Top of Available records
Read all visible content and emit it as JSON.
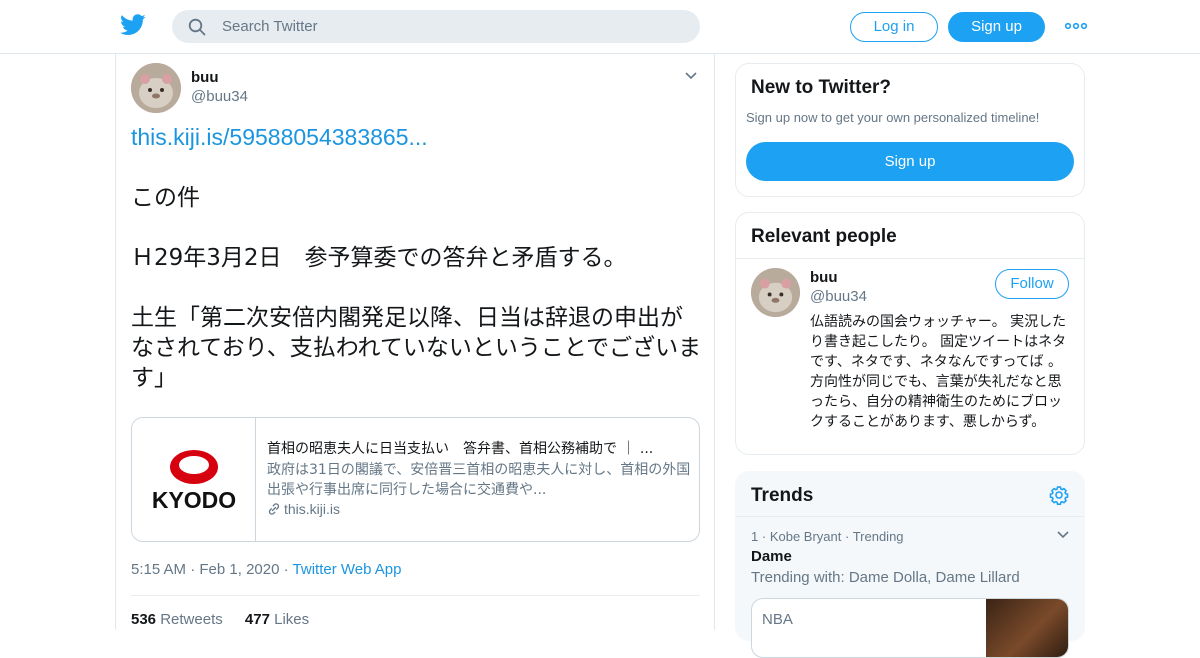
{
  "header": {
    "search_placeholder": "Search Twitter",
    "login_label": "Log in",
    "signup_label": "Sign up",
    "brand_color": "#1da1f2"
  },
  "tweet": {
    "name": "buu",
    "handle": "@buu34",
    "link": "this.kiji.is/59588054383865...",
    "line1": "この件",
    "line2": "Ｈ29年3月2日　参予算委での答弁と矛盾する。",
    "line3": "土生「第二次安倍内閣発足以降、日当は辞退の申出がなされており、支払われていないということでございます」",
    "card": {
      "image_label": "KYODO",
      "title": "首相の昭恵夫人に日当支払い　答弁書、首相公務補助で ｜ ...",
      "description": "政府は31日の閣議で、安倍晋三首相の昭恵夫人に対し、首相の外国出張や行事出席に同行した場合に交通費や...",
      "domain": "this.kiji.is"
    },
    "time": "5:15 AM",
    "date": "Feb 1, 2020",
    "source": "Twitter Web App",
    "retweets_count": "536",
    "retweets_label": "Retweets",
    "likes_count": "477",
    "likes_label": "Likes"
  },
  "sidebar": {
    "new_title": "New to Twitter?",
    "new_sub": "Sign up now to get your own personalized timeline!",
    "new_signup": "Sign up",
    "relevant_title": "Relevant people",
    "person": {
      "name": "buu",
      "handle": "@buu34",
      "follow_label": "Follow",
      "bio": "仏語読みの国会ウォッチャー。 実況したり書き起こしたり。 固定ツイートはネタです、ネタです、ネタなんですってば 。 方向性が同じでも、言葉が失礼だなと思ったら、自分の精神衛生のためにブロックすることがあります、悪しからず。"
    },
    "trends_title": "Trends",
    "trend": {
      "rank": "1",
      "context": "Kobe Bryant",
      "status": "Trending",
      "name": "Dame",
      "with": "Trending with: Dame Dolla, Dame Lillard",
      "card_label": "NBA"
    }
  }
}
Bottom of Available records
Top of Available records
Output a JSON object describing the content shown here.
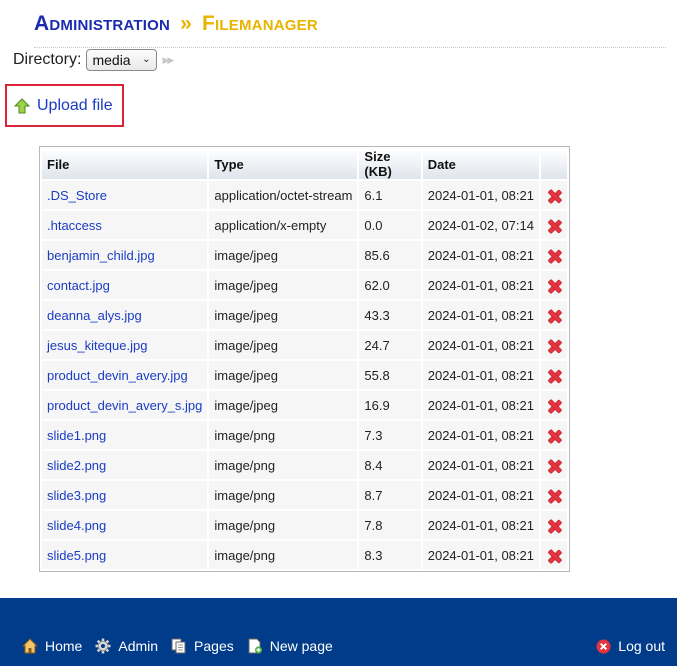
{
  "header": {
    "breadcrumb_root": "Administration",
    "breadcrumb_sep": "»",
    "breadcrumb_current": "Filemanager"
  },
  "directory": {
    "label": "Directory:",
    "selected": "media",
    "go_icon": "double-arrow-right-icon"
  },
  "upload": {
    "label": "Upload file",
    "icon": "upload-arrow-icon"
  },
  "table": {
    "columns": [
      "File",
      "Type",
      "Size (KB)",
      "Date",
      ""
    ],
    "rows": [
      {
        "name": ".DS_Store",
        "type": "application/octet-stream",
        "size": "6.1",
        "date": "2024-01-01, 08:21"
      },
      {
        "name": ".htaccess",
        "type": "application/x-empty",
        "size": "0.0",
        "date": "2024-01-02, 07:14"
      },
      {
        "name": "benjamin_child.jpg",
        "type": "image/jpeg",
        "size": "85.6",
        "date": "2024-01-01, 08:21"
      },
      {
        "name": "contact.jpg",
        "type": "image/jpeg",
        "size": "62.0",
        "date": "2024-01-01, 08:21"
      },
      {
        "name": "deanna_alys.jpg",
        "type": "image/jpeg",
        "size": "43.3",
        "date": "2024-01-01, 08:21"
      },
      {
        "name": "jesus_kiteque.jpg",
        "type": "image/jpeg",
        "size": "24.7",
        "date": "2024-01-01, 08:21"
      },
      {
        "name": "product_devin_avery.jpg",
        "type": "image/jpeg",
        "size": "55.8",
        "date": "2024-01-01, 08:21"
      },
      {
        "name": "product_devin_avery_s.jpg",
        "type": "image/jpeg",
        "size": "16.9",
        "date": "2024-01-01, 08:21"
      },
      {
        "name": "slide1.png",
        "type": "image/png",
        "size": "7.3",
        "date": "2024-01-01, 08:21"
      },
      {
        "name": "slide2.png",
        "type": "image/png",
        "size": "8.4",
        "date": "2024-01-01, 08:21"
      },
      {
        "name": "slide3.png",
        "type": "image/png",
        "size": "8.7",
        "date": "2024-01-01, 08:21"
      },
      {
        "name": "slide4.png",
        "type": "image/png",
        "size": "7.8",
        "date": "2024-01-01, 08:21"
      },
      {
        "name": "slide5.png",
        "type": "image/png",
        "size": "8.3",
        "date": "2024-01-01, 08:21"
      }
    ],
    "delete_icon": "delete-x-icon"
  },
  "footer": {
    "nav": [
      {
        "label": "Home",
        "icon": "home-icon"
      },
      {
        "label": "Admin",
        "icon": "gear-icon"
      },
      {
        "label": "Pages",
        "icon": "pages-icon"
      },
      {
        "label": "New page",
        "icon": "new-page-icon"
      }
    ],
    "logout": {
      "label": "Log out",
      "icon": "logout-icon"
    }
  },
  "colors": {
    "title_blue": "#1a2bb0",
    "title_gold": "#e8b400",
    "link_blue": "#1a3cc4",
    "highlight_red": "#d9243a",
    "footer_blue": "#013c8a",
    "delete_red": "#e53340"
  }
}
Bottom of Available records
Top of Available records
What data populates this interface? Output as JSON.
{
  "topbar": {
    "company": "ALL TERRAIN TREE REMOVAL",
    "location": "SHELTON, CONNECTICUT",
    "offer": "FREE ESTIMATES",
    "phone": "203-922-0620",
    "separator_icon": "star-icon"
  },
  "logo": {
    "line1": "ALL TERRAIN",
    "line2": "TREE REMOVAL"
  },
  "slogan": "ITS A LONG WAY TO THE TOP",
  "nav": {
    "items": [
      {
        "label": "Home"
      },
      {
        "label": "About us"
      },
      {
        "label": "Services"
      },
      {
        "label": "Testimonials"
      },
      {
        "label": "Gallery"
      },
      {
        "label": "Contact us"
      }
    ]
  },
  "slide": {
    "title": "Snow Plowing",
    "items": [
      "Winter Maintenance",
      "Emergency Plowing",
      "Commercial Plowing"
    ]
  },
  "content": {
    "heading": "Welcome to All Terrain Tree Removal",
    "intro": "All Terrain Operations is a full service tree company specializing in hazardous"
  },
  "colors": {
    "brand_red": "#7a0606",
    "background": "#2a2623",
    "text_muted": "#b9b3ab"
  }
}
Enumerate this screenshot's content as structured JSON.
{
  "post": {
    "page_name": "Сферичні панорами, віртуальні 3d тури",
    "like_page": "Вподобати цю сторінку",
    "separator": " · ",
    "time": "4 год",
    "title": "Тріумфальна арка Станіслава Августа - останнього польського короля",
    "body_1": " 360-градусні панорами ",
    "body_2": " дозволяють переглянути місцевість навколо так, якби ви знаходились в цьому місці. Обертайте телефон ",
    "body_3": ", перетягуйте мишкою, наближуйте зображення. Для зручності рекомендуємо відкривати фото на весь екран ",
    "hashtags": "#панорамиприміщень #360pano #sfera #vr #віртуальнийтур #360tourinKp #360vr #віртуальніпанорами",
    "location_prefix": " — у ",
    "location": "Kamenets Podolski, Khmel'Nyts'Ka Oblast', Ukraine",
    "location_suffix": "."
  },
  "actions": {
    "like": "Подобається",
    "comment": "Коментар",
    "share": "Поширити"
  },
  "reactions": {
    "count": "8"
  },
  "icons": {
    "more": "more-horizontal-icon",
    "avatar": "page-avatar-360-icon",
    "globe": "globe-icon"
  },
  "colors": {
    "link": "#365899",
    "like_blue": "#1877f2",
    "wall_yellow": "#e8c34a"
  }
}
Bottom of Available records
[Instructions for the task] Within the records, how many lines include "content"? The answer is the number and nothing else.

[Answer box] 4